**Required action**
Each line of the listing where "Device" appears should be reported.

**The input**
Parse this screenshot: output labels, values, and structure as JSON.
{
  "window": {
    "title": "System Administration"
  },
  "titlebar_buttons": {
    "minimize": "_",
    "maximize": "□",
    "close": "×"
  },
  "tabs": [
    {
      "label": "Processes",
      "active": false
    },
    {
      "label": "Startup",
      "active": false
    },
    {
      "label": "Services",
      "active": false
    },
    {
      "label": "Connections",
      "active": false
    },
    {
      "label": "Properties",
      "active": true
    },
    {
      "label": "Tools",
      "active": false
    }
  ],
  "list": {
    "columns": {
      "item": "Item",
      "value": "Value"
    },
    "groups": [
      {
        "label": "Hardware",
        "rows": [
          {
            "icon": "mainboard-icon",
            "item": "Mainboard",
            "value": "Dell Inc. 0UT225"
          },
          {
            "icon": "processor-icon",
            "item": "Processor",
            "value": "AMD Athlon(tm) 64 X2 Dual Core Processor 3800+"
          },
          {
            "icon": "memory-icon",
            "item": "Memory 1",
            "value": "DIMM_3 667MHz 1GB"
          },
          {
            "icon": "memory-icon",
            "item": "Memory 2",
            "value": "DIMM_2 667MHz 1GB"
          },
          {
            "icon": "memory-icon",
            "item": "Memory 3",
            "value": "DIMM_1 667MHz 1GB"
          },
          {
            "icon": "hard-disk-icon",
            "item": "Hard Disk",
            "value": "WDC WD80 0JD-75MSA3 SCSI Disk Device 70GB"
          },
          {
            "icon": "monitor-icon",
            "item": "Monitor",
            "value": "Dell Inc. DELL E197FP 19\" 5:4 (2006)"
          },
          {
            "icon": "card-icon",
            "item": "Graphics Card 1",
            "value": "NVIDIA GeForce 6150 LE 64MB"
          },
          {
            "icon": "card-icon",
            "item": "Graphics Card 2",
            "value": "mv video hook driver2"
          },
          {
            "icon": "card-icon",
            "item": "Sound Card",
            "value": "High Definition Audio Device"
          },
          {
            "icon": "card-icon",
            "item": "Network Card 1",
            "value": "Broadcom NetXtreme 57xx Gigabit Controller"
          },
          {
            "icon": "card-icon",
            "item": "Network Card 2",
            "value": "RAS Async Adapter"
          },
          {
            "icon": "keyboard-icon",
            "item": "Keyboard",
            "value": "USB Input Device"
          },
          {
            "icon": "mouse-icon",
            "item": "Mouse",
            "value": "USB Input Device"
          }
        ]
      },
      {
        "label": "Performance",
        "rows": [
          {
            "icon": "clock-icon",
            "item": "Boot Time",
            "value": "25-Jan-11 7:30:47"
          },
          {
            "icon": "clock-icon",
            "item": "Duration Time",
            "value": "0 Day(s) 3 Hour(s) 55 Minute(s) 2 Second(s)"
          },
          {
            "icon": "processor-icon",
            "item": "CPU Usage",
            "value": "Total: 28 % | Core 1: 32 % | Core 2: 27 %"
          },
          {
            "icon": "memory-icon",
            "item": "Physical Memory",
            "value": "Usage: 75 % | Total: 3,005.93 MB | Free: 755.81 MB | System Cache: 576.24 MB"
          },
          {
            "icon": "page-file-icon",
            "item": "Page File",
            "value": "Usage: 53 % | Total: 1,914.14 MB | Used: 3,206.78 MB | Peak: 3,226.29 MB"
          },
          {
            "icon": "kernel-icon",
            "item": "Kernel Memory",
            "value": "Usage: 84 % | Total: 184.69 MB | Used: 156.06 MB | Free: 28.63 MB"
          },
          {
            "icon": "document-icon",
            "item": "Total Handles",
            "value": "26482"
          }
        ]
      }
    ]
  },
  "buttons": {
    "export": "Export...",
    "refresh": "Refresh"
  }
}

**Result**
            "value": "WDC WD80 0JD-75MSA3 SCSI Disk Device 70GB"
            "value": "High Definition Audio Device"
            "value": "USB Input Device"
            "value": "USB Input Device"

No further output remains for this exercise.